Everywhere is different and everywhere is the same. A weird tension seemed to haunt us throughout our trip. No doubt, this country is home to an incredible diversity of environments and cultures. Wholly dissimilar are the quaint New England towns, the vast Great Plains, and the towering Rocky Mountains – not to mention the people who live there. And yet there was always a sense that our surroundings were manufactured and packaged elsewhere. Before leaving Boston and starting our trip in earnest, Paul and I paid a visit to the Sam Adams Brewery. Not expecting to find this brand west of the Mississippi, we savored every drop of our free samples. But much to our surprise we found the brewer-patriot at practically every stop on our journey. Also at our trip’s outset, Paul and I made a pact to limit our fast food consumption and a get a taste of local cooking. We largely held to this but circumstances sometimes forced our hand, whereby I discovered just how far the chains had penetrated. We ran into Subway in rural Nebraska and KFC in backcountry Wyoming. Add in suburban sprawl and you produce a recipe for homogeneity so potent that there were stretches of 20 that were indistinguishable from Route 1 back in New Jersey. I drove due west for nearly a month, and sometimes it felt as if I had never left home.
That is what I (think) I learned. This is what I’ve concluded: I’m more resolved than ever to escape New Jersey. The Garden State just lacks the simple things, like calm country roads or grocery stores that sell alcohol. Chicago or Dubuque seem like prime candidates, though when I think about it, any place without jug handles will do.
Hmm. I suppose wherever that is, I’ll need a car to get there.
After all those miles, I’m ready to hit the road once more.
And now, at last, come the necessary thank yous.

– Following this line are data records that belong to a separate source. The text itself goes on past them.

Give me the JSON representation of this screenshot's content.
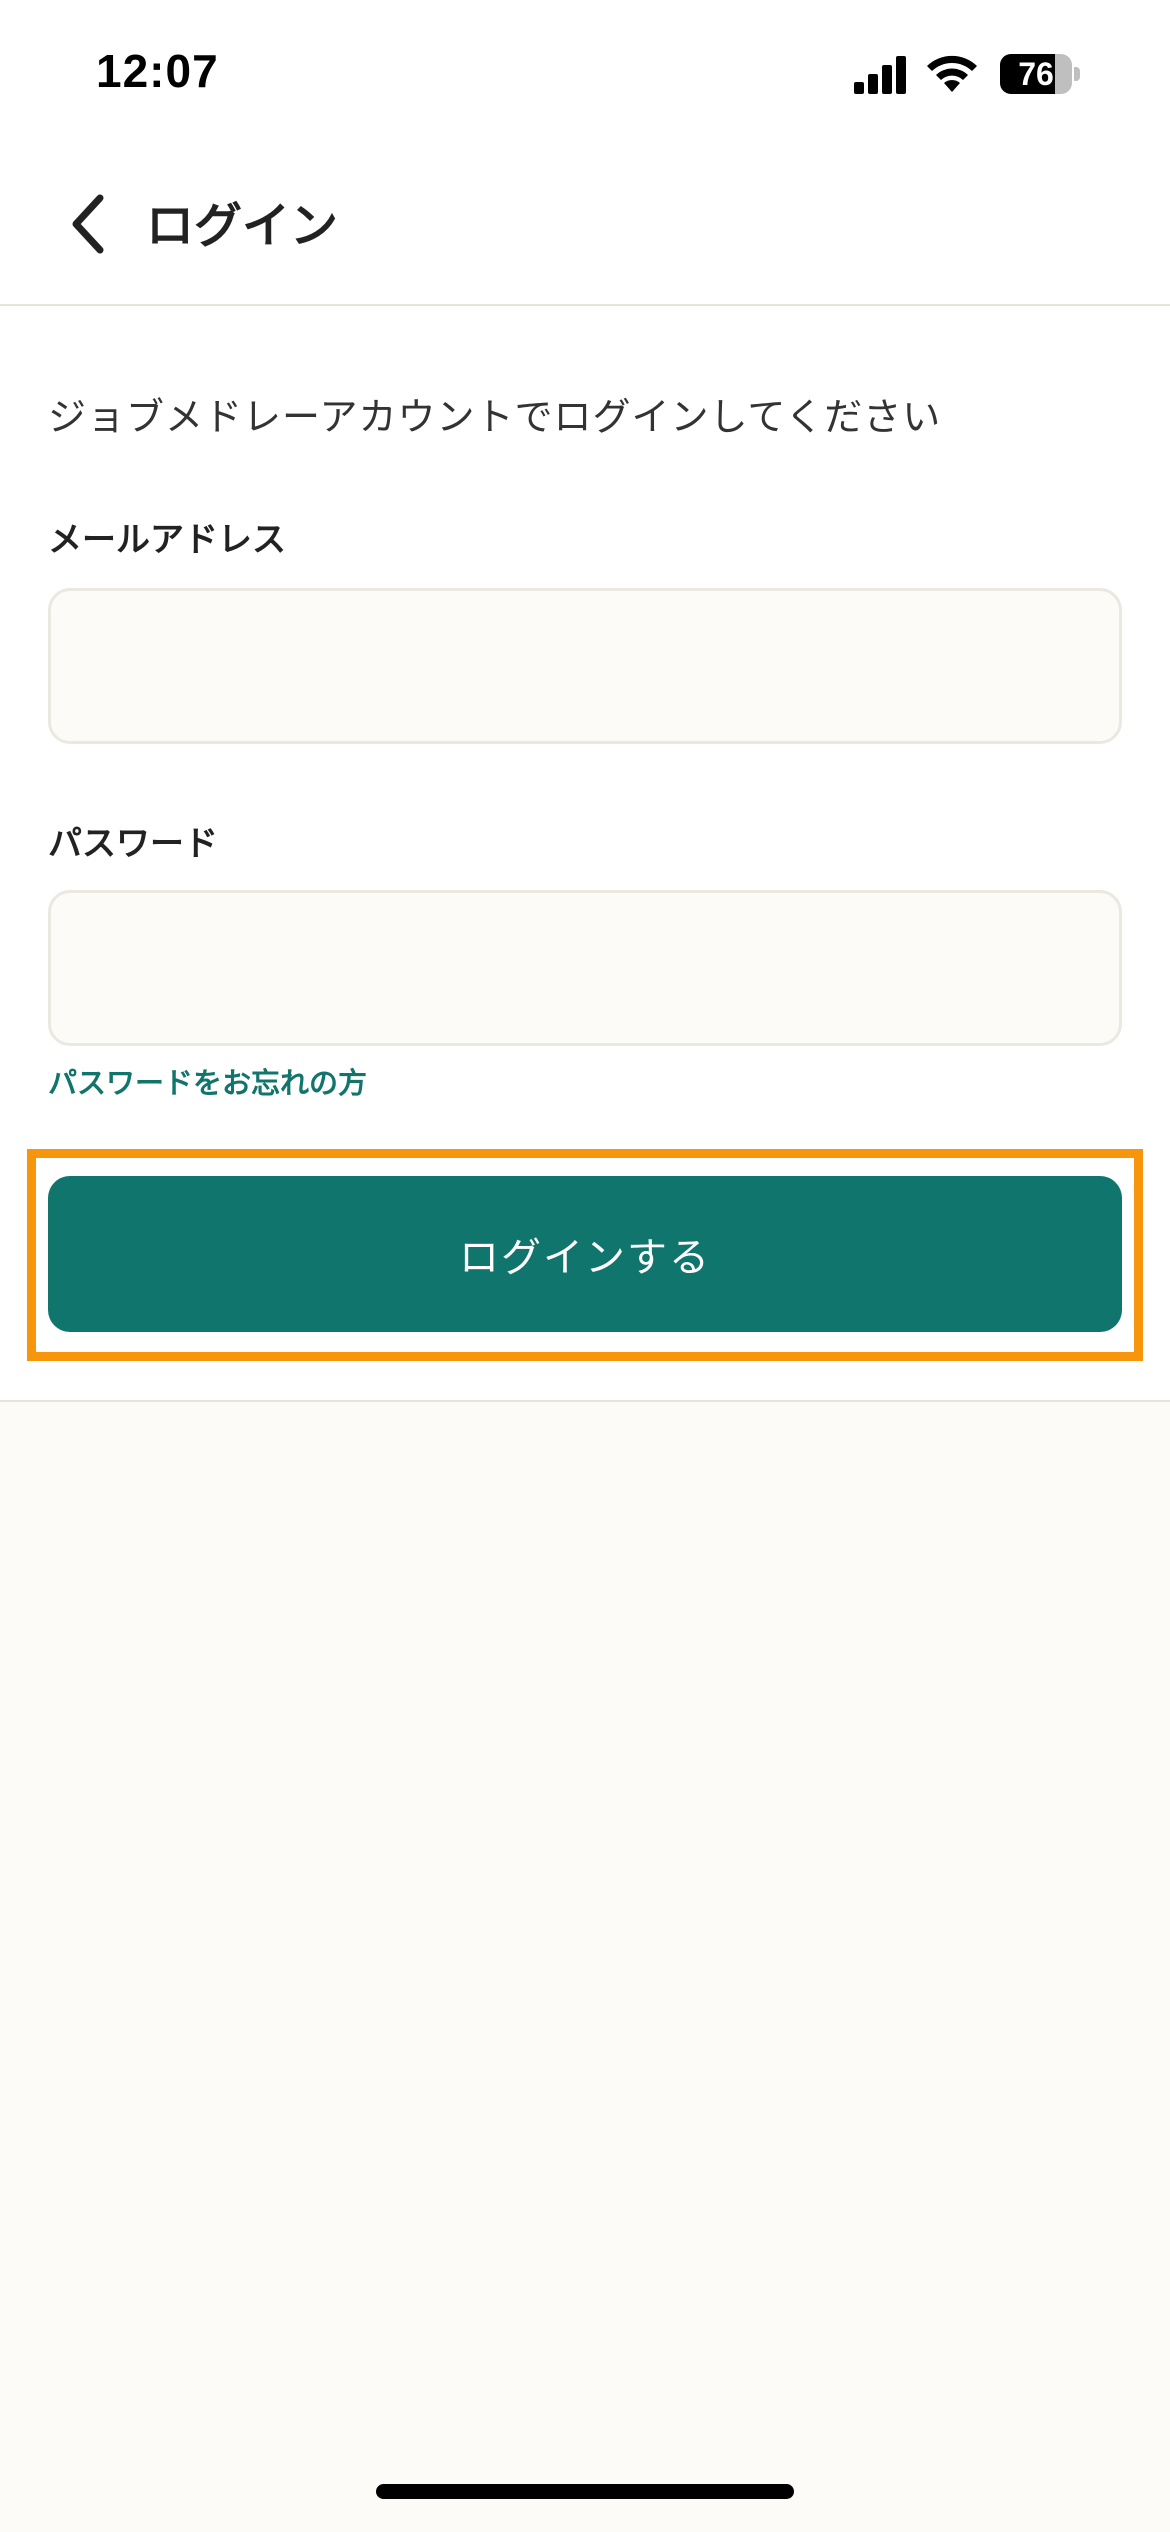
{
  "status_bar": {
    "time": "12:07",
    "battery_level": "76",
    "battery_fraction": 0.76,
    "icons": [
      "cellular-signal-icon",
      "wifi-icon",
      "battery-icon"
    ]
  },
  "header": {
    "back_icon": "chevron-left-icon",
    "title": "ログイン"
  },
  "form": {
    "intro": "ジョブメドレーアカウントでログインしてください",
    "email": {
      "label": "メールアドレス",
      "value": ""
    },
    "password": {
      "label": "パスワード",
      "value": ""
    },
    "forgot_password": "パスワードをお忘れの方",
    "submit_label": "ログインする"
  },
  "colors": {
    "accent": "#10766d",
    "link": "#12756c",
    "highlight": "#f7950d",
    "page_background": "#fcfbf7",
    "input_border": "#ebe8e0"
  }
}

First off, thank you to everyone who took in Paul and I over the course of this trip. I don’t know how many of you guys are reading this, but I’m giving individual shout-outs regardless. Thanks to the Lockwoods, the Clarks, Jamie, Anna, and Natasha.
Thank you to my parents for their support in every sense of the word. Some parents might have viewed this adventure as putting off post-college adulthood, but they accepted my rationale that I would parlay this experience into material with which to begin a writing career. I will be forever grateful for this.
Thank you to Paul – you were a fantastic travel companion and are a great friend. Wouldn’t have thought to do this with anyone else.
Finally, thank you to you, the readers. I am so grateful to everyone who took the time to read my posts and I am especially encouraged by the feedback I have received, making the trip feel even more worthwhile. Of course, this blog merely marks the beginning of a writing career, and your continued readership would be more than welcome. In fact, there’s a great new website called In Awe that I’ll be contributing to shortly. Hope to see you there!
* For the sake of this post, let’s pretend I actually was meditating on this profound question rather than just drunkenly taking in the light show. It’s more poetic that way.